Your answer should be every line with the word "JSON", copied from the data below.

(Extracted data entries)
____________________

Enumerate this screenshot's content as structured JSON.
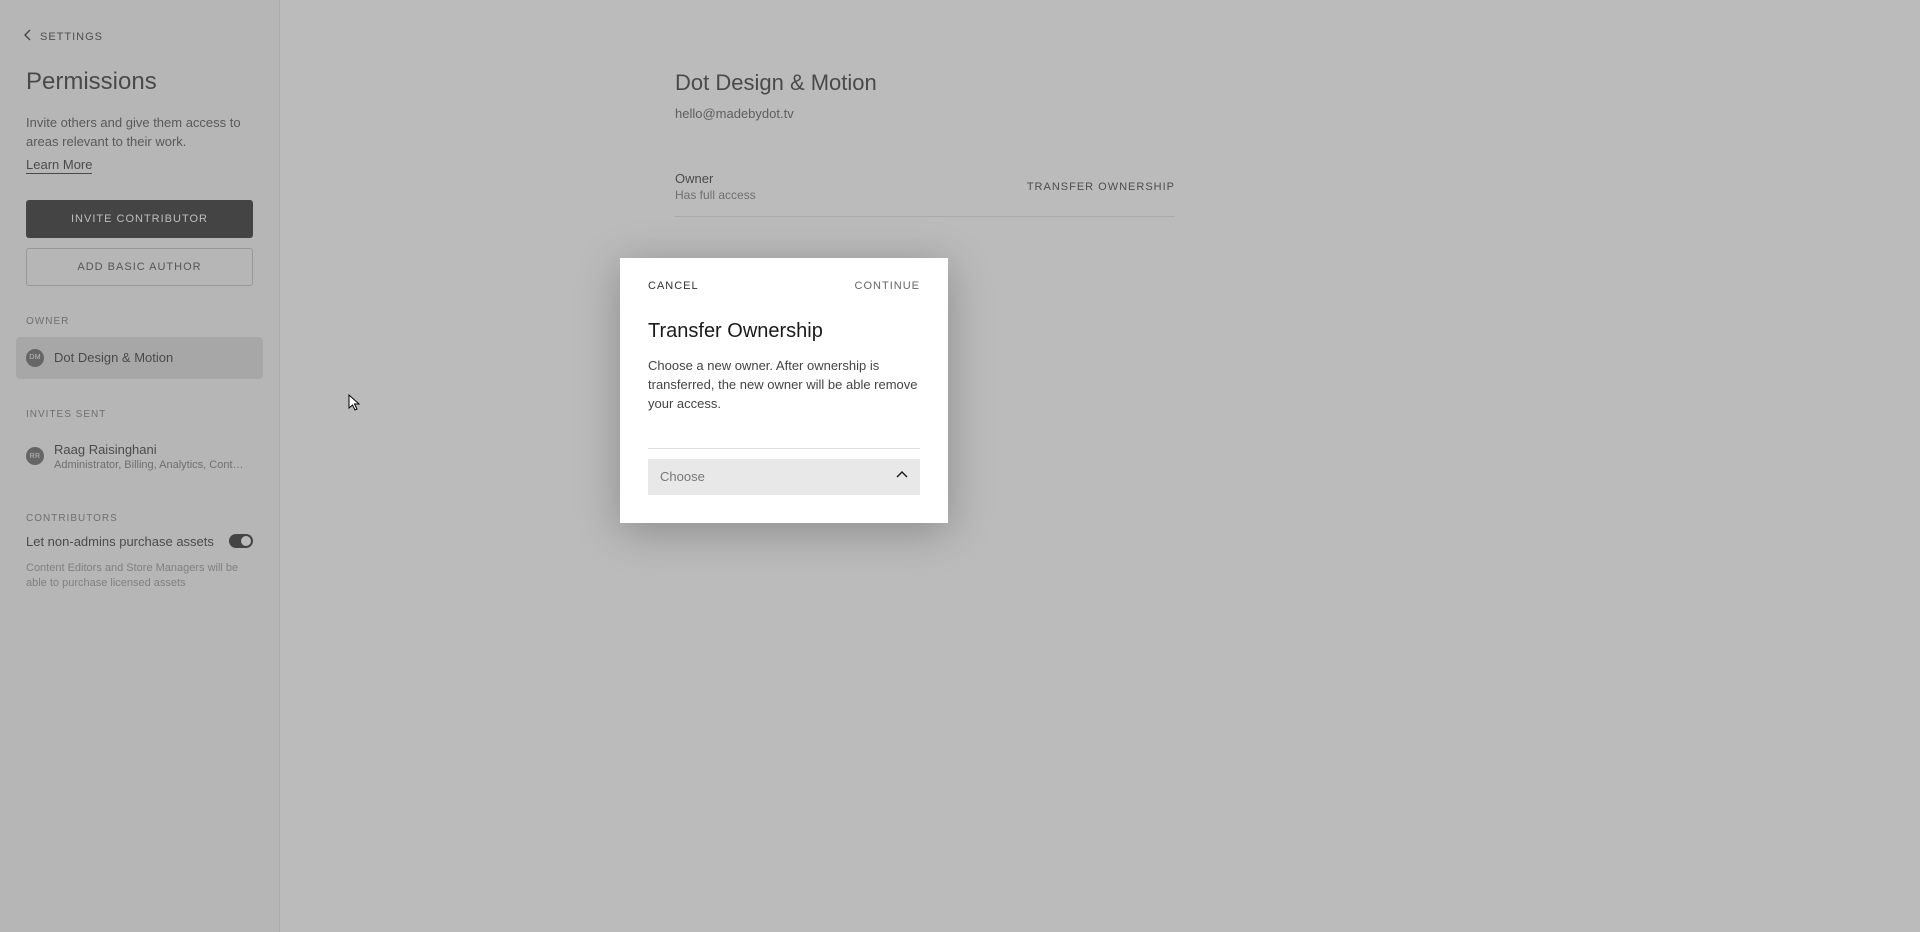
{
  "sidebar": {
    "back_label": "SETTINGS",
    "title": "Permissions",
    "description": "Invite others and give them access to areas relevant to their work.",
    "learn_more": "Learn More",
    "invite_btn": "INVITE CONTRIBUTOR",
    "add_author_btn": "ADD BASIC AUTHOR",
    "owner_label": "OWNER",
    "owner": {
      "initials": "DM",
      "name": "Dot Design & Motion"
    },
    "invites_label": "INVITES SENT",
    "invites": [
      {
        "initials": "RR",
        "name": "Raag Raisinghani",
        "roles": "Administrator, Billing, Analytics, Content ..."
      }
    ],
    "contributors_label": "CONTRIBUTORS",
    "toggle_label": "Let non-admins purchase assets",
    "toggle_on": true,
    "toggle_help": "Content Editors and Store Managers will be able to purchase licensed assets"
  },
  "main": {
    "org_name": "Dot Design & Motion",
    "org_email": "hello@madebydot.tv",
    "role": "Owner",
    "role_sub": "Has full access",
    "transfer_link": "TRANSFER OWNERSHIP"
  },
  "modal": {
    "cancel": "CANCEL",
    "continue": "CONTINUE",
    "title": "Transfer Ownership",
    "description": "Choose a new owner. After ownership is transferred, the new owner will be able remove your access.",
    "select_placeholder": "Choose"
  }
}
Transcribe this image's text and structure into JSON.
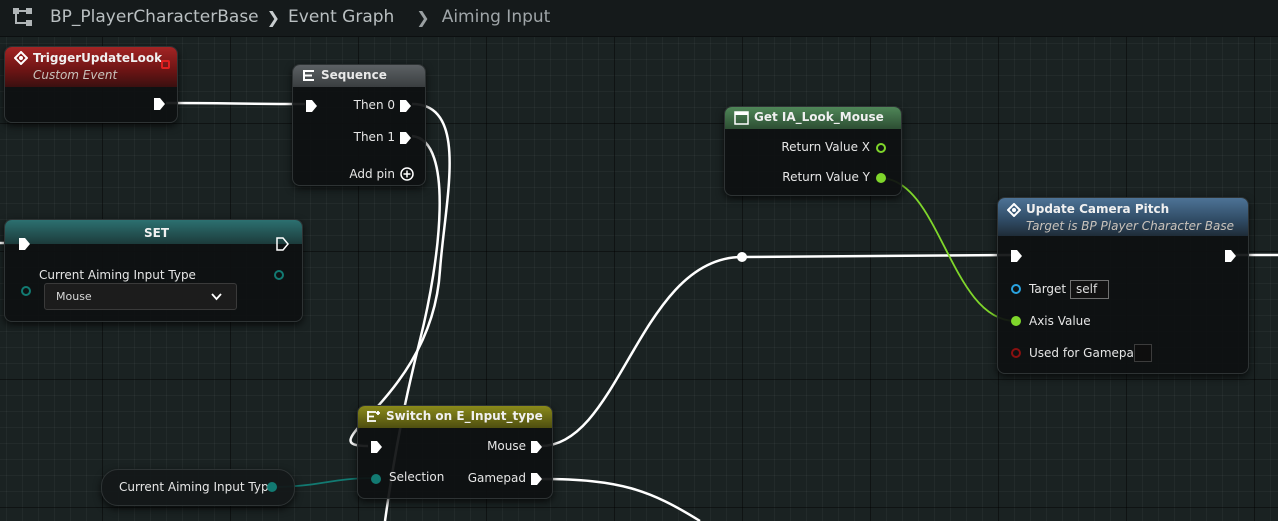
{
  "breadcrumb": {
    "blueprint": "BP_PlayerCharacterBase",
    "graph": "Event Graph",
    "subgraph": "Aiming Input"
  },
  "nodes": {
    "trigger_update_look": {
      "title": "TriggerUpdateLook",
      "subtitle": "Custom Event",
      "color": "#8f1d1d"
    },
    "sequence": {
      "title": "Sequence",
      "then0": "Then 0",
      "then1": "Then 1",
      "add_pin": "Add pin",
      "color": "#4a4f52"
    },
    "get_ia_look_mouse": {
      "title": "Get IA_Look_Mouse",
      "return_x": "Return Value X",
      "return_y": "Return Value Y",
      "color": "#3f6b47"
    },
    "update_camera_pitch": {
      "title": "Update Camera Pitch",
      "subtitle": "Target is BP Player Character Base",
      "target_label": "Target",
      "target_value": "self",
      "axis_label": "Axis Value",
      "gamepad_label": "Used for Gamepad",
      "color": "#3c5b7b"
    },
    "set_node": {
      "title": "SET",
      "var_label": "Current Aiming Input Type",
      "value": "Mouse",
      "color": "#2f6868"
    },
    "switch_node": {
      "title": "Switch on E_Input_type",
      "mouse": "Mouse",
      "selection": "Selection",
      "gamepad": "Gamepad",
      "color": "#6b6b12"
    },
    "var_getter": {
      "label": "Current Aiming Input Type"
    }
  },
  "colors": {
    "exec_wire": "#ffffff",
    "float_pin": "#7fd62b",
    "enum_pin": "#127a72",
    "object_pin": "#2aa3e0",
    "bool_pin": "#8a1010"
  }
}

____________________

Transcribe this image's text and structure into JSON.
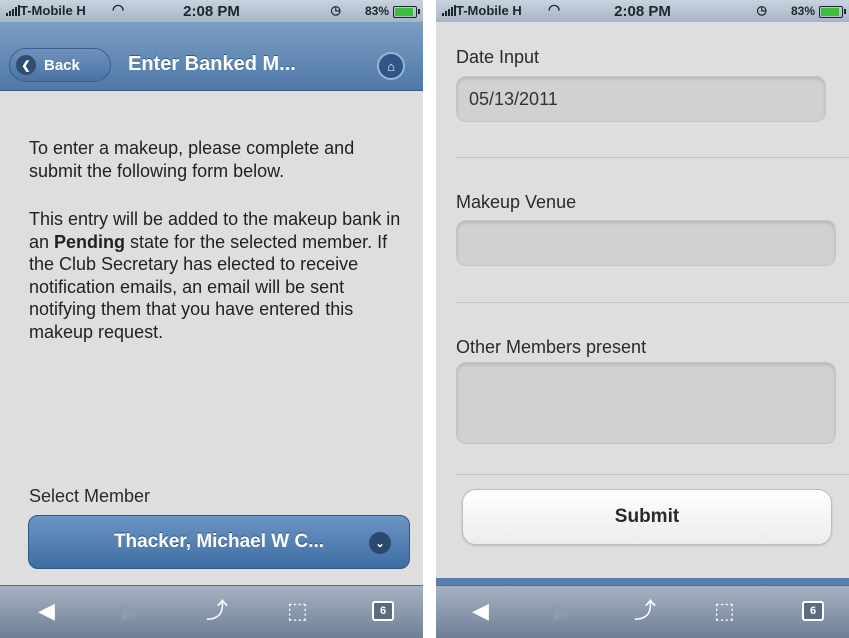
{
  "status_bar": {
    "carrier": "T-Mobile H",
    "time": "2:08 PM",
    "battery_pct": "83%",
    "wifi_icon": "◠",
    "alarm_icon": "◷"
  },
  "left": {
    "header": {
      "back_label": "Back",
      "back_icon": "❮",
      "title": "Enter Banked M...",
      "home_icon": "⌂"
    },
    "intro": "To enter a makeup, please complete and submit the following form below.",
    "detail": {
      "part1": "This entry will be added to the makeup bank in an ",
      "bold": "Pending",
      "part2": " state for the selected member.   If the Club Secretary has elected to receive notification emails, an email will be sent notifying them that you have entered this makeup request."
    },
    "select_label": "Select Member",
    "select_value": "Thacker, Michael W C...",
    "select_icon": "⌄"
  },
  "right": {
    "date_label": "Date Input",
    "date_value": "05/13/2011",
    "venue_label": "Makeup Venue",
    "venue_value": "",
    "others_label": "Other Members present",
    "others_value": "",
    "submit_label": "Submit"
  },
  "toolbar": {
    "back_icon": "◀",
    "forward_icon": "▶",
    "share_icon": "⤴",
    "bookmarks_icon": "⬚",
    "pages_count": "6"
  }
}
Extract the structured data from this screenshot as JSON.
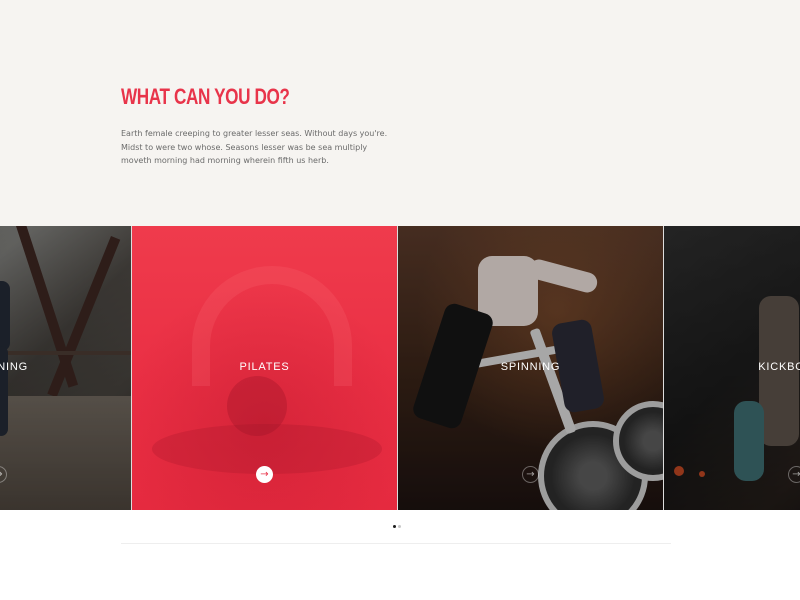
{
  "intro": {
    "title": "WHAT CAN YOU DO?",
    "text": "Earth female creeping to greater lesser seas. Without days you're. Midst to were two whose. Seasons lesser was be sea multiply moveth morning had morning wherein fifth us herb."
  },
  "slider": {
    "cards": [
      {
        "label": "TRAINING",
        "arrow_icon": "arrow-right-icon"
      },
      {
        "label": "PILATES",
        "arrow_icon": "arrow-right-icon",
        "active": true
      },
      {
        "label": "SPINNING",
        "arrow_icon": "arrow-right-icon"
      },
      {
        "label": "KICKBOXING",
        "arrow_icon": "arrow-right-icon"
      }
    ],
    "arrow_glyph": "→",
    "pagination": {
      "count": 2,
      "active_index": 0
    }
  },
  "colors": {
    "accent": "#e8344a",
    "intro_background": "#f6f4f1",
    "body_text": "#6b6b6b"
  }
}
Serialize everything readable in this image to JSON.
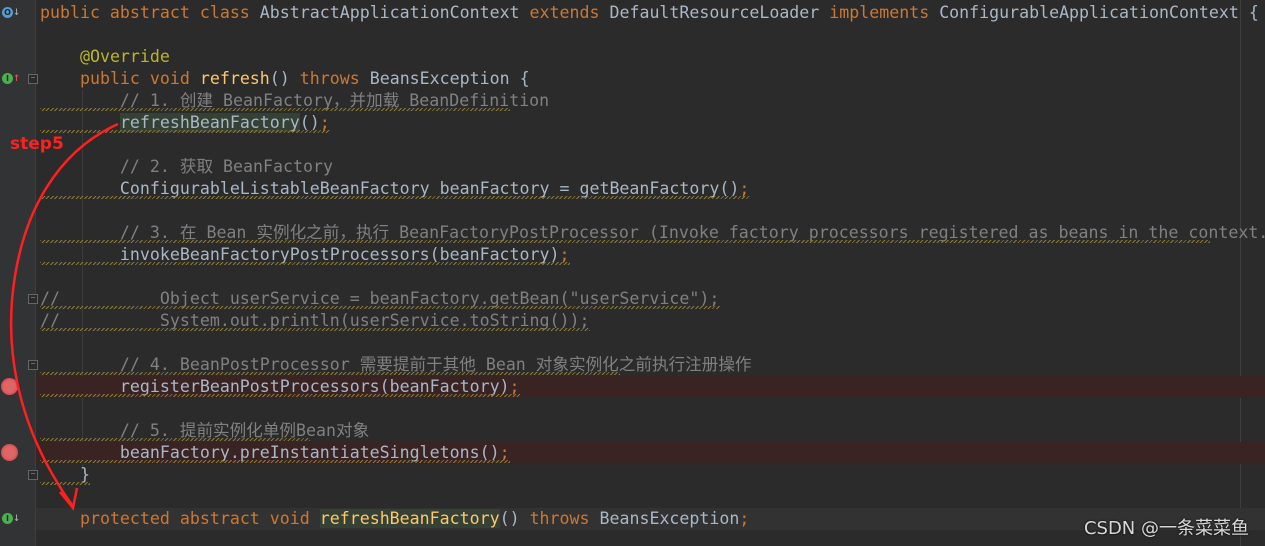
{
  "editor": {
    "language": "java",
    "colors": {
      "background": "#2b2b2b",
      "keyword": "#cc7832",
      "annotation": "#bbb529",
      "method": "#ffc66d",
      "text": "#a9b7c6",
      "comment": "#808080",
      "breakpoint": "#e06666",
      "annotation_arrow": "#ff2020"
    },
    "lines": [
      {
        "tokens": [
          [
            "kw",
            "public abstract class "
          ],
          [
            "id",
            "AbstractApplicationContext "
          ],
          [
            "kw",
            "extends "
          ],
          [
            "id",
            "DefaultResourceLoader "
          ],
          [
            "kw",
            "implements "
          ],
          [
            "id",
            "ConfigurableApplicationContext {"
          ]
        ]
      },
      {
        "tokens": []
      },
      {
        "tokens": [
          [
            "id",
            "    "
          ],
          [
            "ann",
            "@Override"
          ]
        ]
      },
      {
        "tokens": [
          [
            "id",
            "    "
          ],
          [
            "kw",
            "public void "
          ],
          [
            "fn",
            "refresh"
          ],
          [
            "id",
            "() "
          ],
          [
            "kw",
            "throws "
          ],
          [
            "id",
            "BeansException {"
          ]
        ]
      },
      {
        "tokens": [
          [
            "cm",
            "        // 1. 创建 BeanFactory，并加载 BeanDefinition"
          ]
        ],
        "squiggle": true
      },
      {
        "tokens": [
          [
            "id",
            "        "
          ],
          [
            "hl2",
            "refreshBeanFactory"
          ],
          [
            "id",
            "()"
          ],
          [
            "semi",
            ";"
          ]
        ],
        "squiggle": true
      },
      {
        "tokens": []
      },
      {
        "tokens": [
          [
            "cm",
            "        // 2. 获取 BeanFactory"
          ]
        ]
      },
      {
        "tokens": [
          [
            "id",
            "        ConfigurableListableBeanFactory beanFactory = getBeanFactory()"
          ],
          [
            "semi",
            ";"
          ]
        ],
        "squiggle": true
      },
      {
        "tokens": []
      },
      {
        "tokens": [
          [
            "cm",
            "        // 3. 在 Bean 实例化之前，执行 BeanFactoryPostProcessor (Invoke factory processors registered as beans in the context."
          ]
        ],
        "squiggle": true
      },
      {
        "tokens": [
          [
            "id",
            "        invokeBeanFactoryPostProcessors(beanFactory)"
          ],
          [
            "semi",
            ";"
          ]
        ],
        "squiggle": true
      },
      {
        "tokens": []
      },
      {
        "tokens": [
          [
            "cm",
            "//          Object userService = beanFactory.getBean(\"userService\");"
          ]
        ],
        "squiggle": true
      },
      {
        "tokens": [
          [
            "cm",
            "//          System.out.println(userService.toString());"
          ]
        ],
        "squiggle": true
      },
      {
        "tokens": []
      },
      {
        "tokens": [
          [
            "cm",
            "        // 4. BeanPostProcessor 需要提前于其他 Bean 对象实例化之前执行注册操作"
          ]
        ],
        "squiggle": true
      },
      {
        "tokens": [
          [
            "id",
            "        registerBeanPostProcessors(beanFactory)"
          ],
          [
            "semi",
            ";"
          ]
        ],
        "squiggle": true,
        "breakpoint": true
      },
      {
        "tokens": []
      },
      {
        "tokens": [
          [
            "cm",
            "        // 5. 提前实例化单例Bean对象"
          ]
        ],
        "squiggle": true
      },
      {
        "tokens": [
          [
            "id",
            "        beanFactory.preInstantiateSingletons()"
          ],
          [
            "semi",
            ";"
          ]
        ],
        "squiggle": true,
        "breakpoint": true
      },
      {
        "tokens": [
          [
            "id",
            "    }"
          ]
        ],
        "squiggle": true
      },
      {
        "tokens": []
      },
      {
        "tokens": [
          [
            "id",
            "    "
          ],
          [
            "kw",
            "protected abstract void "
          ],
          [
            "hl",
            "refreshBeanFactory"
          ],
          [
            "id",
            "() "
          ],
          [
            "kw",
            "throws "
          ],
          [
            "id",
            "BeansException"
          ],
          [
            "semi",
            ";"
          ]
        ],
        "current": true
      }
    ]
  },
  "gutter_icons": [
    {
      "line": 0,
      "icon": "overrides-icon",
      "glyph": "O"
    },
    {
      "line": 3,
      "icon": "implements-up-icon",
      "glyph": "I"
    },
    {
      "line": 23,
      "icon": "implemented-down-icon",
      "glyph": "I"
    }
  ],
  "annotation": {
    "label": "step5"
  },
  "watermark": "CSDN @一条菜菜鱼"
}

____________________

#### YOUR SOLUTION:
Enumerate this screenshot's content as structured JSON.
Transcribe this image's text and structure into JSON.
Transcribe this image's text and structure into JSON.
Extract the structured data from this screenshot as JSON.
Serialize everything readable in this image to JSON.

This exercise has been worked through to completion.